Life is always uncertain. Even if you live with great faith, or great wealth, great fame, great family and friends, even if you are born under a shining star with a silver spoon in your mouth. Just ask Alexei Nikolaevich.
The thing is, we are very good at convincing ourselves that we have control, that we have time, that we have the ability if not the resources to handle things that are thrown at us and at those close to us. And most of us as people do have these, regardless of our circumstances, our internal comfort accommodating the life we live, whether rich or poor, ill or healthy, intelligent or foolish.

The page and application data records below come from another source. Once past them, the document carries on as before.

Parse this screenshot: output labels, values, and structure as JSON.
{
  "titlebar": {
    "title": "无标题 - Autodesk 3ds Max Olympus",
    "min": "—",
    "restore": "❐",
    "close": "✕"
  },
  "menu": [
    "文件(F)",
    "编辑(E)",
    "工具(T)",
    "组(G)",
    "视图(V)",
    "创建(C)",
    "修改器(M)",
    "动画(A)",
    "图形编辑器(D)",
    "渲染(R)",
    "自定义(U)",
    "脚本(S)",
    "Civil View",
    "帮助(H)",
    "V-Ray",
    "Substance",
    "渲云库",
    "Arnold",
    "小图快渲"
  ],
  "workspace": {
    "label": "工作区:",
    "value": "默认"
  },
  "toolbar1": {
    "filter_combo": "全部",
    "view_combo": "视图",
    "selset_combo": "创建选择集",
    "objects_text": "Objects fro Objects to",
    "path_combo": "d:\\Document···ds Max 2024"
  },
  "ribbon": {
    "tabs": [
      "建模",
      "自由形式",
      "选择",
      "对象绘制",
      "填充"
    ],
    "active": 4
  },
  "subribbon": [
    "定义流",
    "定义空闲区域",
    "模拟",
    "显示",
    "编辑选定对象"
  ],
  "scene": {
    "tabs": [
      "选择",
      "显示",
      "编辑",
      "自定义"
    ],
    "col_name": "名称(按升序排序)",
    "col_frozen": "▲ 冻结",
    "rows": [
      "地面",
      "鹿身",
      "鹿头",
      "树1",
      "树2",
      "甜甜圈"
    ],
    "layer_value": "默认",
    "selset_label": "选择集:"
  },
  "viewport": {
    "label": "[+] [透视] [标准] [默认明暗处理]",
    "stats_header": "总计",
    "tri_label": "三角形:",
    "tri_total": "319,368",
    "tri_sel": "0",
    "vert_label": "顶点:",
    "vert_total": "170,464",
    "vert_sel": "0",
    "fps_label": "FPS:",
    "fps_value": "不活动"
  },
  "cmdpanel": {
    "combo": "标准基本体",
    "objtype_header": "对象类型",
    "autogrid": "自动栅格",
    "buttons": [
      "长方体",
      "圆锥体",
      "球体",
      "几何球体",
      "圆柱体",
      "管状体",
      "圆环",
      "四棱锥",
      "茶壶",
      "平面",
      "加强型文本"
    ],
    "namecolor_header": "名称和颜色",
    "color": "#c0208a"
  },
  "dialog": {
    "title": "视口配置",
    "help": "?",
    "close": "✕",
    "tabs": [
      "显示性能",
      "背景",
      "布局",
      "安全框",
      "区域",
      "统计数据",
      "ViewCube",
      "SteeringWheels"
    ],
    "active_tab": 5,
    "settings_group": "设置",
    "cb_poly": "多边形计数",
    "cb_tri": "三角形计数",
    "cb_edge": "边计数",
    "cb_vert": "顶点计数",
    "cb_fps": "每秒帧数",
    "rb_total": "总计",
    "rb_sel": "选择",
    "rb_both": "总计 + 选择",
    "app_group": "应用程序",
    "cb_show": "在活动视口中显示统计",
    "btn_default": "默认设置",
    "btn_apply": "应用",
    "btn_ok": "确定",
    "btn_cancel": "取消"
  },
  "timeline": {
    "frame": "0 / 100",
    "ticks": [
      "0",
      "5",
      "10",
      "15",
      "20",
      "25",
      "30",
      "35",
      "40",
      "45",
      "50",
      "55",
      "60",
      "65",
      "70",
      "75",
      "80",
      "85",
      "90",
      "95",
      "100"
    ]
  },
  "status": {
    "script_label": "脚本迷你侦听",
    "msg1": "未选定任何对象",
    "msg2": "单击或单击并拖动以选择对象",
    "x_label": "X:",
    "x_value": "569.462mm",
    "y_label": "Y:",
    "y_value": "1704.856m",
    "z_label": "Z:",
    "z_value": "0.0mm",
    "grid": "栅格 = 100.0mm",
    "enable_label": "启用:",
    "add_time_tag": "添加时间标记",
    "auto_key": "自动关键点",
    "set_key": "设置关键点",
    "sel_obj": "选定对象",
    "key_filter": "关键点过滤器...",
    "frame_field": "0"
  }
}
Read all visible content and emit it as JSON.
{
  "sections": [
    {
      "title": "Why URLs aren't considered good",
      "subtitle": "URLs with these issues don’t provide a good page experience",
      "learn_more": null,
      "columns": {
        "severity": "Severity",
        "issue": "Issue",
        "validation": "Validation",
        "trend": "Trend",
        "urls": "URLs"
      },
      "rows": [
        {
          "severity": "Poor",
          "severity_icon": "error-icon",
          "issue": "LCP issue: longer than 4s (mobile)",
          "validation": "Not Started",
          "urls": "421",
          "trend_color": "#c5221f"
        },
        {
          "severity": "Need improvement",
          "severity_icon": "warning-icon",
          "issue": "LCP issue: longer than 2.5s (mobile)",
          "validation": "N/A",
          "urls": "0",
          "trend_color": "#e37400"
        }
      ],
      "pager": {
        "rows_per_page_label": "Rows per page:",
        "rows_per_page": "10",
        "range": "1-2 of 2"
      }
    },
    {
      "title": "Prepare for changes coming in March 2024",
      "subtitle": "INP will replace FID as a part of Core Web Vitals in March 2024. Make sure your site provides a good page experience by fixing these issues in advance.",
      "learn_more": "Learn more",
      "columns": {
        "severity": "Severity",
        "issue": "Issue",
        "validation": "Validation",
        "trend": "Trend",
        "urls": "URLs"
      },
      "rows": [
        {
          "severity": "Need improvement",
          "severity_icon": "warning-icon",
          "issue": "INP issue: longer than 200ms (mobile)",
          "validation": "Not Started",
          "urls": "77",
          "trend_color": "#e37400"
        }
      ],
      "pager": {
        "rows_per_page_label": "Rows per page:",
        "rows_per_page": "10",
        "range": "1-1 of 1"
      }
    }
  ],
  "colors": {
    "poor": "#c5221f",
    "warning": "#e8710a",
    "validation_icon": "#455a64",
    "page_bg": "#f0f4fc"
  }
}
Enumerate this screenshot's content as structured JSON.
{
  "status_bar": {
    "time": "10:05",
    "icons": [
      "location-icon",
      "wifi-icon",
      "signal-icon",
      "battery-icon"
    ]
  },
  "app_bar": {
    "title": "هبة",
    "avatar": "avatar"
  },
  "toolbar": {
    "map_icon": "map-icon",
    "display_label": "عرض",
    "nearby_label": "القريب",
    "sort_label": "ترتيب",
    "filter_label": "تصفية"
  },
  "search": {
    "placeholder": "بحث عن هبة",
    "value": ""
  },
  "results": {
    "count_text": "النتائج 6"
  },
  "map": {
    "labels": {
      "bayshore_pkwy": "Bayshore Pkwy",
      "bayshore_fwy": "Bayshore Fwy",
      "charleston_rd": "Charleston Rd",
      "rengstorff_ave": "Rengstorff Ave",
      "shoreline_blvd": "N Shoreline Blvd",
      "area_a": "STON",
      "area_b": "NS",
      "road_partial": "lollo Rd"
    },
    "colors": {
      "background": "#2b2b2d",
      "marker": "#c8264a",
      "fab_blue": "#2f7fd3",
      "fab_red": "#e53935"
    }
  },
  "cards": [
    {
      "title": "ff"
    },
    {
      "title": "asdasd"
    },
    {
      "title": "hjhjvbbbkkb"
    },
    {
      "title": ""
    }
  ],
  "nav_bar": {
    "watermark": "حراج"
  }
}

My parents didn’t really have that feeling of control. And yet, they were resilient. They were able to adjust to what life threw at them, appreciate when we had little and give when we had more than a little. They were born of The Great Depression, with all of the optimism and resourcefulness that can only come from having both too little and too little control. And in life’s uncertainty, they found, if not comfort, at least acceptance and the knowledge that they could and would deal with what life threw at them and us.
I’ve made no secret of the fact that I have always felt a little lost, a little different from everyone else, as though I’m going through life untethered. That all goes back to the early loss of my mother. It’s part of who I am, and it’s the part that has made me appreciate those whom I have in my life. Those who have helped to fill the hole left a long time ago.
But this uncertainty I’m feeling now is something new. This daily waking and readjusting to an ever-growing pandemic, an economic nightmare, an invisible threat that may or may not be in my home, the homes of those I love, the homes of those who make up my life. Certainly, there are things always lurking – cancer, car accidents, mass shootings – but I’ve never felt anything quite like I feel the certainty that I will likely lose someone I care about to this current threat. And that uncertainty makes everything difficult, even though my life is not so different today as it was 2 weeks ago. And yet it’s completely different.
By living through today, particularly very impressionable and vulnerable young people whose lives have been drastically changed, we may develop our own resilience. We may develop an appreciation for each other, for those who follow behind us and clean up our messes, those who nurse us, protect us, create for us, those who actually lead us and challenge us to be better. We may look deeper, overlook more, judge less. We may come out the other side, however briefly, with far more than we started. But maybe not.